In the material below, find each line with the word "Acquisto" and copy it.
::::::
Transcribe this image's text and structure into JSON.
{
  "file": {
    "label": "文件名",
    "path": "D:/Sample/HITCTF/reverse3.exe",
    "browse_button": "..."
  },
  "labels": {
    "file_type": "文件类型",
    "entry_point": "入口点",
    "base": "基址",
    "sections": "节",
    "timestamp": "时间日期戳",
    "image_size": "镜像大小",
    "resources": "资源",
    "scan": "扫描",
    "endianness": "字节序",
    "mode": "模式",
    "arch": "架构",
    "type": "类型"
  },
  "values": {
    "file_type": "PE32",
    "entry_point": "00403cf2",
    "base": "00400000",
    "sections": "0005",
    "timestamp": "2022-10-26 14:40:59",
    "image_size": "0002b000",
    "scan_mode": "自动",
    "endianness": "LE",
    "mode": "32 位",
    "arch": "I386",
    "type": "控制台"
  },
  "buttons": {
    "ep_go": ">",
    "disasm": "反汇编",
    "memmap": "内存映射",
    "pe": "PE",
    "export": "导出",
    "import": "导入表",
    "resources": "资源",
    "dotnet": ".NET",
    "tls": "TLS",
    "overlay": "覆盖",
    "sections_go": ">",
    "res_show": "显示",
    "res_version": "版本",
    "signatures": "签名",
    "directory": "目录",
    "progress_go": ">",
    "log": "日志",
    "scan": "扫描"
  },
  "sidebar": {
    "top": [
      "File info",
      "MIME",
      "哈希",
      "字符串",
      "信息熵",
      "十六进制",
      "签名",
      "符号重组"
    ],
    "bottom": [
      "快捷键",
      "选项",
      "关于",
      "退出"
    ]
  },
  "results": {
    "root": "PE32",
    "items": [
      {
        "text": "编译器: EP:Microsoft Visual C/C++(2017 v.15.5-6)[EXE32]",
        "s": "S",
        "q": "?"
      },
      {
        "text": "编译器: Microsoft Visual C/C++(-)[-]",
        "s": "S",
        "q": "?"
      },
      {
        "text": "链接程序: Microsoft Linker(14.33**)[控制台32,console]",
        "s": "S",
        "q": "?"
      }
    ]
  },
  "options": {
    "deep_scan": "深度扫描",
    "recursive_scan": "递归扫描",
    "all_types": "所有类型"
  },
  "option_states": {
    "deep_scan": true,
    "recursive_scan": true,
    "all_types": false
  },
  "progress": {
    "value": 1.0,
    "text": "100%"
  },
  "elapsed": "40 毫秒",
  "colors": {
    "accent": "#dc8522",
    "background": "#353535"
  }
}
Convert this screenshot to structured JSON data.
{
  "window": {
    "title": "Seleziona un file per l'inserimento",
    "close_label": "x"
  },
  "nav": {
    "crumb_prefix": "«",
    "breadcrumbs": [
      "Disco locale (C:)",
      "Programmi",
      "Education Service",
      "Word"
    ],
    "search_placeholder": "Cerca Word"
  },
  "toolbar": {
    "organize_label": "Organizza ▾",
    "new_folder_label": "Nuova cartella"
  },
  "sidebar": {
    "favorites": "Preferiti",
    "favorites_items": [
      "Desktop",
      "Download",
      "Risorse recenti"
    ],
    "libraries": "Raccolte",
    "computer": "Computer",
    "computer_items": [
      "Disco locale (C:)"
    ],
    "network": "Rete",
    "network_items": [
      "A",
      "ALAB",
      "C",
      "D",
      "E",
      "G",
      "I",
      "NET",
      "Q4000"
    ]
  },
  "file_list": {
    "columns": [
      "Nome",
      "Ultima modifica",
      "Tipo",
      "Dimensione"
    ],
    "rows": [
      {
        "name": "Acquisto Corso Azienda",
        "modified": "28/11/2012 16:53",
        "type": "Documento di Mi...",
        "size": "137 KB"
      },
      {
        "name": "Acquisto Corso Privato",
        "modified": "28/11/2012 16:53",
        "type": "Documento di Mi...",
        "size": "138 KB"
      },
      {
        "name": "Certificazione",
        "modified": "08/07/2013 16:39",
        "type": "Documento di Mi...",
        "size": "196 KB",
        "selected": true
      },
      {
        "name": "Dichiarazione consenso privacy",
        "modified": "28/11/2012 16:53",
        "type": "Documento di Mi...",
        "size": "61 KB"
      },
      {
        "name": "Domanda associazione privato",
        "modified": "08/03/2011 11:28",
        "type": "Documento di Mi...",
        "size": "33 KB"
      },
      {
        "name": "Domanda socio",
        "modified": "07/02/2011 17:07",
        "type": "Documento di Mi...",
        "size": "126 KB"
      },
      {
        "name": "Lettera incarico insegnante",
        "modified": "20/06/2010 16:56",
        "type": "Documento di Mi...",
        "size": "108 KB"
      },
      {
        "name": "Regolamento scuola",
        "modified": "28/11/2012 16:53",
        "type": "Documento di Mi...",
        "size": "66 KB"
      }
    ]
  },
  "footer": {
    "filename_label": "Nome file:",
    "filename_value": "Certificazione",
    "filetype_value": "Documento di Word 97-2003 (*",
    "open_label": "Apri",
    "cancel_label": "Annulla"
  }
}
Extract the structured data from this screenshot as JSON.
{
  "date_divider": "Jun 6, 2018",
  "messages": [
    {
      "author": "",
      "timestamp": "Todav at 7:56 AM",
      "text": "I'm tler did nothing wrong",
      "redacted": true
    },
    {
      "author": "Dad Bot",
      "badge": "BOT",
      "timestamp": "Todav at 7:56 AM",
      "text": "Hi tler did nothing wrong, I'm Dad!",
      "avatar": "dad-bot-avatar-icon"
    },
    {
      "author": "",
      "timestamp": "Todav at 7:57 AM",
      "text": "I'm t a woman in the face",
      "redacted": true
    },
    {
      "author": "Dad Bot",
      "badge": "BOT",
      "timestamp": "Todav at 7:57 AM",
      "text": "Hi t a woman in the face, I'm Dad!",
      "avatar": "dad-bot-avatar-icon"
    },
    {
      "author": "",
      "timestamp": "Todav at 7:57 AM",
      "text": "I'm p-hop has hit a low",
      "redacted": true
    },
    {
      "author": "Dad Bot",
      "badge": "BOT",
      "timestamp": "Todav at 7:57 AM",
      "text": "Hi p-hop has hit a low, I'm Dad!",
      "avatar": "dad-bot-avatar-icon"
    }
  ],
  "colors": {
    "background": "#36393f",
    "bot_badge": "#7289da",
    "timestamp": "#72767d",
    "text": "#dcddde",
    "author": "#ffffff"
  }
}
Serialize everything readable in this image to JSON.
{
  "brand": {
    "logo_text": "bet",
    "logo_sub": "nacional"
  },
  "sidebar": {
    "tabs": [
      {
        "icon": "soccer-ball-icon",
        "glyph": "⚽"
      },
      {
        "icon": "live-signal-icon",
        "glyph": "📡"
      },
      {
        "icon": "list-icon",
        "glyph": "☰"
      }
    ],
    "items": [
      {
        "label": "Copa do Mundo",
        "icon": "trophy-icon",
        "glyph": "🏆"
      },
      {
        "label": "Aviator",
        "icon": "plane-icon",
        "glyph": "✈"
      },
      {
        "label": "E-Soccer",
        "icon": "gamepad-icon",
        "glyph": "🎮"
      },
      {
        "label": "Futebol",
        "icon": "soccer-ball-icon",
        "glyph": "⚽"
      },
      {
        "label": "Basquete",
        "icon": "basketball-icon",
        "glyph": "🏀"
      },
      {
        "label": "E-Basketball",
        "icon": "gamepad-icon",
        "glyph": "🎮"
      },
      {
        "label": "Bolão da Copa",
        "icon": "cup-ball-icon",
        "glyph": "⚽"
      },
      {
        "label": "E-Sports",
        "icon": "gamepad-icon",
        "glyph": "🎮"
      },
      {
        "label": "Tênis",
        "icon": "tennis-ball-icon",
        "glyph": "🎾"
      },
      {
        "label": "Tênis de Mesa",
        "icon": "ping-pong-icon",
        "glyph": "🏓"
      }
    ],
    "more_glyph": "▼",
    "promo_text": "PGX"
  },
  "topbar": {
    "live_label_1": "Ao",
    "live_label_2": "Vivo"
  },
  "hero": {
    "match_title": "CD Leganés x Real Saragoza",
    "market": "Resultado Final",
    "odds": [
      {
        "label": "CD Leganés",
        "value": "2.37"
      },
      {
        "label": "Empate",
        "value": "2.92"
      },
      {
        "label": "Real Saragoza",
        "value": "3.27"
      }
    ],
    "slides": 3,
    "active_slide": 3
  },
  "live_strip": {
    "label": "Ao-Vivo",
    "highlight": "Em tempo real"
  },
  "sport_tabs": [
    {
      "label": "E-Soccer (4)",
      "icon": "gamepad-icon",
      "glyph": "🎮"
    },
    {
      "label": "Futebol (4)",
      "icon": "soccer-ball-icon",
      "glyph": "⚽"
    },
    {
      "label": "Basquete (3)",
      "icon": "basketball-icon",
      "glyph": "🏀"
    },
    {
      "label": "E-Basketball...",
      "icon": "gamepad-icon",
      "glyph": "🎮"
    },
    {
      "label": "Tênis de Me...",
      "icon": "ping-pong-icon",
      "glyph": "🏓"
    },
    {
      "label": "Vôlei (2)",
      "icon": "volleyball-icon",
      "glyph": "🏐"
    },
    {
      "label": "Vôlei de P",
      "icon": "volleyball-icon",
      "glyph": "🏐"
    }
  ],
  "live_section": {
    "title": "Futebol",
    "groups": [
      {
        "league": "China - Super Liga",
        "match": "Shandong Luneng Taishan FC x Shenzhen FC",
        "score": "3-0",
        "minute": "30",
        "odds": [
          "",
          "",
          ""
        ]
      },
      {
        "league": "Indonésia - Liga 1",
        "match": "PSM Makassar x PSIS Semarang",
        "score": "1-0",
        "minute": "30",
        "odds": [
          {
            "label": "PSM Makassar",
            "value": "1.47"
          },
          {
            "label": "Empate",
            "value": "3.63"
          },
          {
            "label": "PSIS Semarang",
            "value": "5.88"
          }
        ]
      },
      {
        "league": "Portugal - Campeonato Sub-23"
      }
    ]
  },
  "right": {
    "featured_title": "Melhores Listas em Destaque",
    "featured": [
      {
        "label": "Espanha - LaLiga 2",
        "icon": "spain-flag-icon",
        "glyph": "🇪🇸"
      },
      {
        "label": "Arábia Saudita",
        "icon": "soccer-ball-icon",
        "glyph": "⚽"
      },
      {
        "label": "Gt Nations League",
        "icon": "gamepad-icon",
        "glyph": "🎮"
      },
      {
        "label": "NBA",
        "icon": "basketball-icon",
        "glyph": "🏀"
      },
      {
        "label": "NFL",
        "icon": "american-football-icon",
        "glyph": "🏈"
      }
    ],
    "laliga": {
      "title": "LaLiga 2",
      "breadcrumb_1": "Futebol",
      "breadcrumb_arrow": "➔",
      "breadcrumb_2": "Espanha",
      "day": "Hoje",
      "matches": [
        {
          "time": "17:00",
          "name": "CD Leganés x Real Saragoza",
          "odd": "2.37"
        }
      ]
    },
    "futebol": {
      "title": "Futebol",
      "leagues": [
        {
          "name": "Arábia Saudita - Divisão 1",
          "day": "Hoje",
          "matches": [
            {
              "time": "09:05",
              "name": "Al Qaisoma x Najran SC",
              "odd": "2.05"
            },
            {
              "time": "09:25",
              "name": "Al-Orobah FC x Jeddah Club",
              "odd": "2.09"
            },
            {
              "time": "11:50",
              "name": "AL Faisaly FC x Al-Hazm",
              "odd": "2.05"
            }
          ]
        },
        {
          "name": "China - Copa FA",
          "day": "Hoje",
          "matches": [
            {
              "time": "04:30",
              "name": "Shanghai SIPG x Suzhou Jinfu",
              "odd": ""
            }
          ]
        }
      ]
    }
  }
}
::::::
_Completed exercise_
        "name": "Acquisto Corso Azienda",
        "name": "Acquisto Corso Privato",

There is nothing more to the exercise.